For every line in the records below that holds "Breakfast", make a copy.

BEGIN

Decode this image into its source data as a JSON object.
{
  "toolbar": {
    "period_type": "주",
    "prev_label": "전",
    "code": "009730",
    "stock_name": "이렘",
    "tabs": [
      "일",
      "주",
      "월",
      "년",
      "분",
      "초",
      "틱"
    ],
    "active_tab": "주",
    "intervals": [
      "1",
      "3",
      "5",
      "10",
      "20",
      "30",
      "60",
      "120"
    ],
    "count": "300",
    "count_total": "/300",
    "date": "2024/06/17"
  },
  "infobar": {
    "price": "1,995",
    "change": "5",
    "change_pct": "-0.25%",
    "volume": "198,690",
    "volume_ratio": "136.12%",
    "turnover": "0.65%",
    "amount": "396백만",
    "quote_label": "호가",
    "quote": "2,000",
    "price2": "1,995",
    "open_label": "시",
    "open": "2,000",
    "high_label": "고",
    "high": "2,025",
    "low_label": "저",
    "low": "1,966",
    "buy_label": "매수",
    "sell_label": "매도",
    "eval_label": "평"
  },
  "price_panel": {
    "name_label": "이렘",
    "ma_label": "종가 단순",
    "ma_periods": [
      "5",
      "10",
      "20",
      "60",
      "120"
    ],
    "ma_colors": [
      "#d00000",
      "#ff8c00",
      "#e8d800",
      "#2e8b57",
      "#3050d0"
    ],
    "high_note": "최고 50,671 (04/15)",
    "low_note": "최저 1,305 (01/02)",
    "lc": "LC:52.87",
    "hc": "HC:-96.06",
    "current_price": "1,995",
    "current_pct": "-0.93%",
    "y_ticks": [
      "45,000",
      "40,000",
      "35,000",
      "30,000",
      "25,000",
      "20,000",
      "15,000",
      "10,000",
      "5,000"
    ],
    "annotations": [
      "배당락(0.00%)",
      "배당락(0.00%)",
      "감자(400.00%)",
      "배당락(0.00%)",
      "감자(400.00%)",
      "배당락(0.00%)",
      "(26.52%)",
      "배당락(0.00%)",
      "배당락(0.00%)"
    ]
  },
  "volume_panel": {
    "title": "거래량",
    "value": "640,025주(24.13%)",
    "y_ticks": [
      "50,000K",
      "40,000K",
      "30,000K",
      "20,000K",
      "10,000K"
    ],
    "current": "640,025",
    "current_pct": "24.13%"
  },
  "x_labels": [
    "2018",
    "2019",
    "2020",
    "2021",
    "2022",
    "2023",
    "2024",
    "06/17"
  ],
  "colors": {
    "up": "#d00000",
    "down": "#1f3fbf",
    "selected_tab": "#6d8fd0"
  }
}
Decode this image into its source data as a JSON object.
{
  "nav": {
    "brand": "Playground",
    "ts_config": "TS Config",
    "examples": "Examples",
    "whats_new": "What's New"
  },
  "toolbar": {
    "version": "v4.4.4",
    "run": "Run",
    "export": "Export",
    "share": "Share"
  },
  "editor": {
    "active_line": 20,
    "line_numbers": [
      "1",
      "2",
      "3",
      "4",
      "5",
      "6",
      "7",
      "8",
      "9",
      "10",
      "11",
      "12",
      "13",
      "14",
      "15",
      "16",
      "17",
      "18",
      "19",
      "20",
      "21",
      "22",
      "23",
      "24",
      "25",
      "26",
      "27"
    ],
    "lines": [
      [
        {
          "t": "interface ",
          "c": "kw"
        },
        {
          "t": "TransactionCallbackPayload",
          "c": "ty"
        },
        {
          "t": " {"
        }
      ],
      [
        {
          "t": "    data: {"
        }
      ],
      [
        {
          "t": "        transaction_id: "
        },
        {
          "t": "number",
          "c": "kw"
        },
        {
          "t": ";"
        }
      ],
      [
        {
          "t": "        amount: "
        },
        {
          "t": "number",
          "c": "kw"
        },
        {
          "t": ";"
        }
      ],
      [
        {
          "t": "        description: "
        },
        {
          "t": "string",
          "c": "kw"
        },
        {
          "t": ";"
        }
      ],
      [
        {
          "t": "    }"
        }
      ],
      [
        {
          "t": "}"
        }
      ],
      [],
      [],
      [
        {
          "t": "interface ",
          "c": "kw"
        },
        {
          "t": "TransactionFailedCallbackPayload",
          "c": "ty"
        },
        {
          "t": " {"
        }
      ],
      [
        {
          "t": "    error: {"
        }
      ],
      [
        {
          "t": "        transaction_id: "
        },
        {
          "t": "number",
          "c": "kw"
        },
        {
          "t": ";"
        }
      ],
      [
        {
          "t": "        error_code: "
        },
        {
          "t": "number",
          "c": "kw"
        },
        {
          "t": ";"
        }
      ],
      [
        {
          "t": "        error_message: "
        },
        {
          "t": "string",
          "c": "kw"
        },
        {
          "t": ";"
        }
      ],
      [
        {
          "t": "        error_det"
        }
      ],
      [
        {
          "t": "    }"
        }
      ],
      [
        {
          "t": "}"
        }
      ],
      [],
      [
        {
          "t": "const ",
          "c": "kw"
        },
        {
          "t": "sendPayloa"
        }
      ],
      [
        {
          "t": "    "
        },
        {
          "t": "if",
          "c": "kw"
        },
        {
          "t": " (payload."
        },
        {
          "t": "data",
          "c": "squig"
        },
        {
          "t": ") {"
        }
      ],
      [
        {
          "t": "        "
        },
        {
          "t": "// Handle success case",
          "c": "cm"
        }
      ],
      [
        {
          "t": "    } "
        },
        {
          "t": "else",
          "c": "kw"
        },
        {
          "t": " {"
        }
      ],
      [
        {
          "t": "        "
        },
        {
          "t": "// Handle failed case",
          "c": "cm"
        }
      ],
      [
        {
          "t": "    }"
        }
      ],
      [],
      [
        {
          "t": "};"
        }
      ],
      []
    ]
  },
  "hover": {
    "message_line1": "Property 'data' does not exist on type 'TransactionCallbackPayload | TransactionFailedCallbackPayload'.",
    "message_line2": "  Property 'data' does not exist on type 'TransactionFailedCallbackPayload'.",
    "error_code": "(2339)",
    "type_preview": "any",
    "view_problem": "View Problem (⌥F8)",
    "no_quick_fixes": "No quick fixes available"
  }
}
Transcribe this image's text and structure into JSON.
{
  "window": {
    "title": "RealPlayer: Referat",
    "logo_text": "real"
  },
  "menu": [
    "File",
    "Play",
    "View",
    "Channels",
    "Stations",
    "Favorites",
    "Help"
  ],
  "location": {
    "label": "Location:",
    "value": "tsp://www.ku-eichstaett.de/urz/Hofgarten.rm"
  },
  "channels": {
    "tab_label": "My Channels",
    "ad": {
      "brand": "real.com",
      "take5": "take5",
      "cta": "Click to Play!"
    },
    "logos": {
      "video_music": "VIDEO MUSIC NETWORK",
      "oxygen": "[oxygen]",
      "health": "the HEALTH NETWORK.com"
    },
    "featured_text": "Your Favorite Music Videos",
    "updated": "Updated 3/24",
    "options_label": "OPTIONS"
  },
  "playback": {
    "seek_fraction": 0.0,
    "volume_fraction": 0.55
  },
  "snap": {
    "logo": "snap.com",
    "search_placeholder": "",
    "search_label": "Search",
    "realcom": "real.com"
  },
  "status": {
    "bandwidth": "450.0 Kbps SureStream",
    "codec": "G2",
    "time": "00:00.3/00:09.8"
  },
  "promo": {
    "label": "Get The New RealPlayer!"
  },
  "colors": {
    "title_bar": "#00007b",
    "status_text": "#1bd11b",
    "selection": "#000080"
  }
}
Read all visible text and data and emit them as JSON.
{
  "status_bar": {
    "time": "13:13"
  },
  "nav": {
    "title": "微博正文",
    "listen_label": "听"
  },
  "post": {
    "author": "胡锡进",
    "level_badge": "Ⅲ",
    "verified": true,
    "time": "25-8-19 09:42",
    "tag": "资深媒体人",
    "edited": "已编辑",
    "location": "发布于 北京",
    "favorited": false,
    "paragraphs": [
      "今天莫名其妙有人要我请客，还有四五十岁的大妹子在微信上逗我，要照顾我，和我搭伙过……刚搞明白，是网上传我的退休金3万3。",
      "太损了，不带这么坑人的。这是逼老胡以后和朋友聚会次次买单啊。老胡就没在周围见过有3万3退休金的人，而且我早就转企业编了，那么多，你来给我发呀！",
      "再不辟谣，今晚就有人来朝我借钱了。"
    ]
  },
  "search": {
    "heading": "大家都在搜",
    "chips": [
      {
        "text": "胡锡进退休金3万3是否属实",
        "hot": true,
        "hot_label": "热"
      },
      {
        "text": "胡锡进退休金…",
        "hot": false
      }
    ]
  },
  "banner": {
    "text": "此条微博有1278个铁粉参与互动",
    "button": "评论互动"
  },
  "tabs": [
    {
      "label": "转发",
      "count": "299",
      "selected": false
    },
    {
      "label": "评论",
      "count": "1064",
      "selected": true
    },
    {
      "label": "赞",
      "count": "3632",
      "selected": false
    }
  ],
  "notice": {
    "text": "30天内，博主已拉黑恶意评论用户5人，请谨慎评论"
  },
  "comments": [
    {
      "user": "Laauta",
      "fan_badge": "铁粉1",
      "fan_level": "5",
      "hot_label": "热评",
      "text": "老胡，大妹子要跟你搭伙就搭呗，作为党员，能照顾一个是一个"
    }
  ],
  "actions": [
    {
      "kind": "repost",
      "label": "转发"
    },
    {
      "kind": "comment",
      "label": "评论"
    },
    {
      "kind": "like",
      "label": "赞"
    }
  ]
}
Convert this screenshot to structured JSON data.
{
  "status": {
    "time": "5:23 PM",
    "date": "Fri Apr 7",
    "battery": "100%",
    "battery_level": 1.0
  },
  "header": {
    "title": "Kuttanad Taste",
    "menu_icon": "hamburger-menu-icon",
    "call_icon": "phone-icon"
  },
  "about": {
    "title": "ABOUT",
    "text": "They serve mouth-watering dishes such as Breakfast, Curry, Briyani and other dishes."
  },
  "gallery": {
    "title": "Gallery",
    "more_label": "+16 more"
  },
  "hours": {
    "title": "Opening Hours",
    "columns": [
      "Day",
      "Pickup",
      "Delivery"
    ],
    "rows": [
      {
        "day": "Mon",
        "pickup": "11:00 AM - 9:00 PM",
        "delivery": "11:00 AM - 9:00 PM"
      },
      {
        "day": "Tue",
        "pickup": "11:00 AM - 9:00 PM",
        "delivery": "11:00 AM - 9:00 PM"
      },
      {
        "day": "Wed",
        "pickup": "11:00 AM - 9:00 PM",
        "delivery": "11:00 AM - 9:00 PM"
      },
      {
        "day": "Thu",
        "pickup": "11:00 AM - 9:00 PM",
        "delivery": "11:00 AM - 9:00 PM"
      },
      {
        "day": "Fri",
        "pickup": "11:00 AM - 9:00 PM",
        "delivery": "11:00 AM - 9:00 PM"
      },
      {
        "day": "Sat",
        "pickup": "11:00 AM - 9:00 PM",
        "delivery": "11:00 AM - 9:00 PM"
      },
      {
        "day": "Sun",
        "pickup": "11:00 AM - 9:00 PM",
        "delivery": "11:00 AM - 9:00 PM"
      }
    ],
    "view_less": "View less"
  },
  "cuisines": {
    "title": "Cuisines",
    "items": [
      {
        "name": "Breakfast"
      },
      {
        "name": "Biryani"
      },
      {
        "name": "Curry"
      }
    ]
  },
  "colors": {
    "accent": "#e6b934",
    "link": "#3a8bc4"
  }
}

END

▶ ANSWER AREA
    "text": "They serve mouth-watering dishes such as Breakfast, Curry, Briyani and other dishes."
        "name": "Breakfast"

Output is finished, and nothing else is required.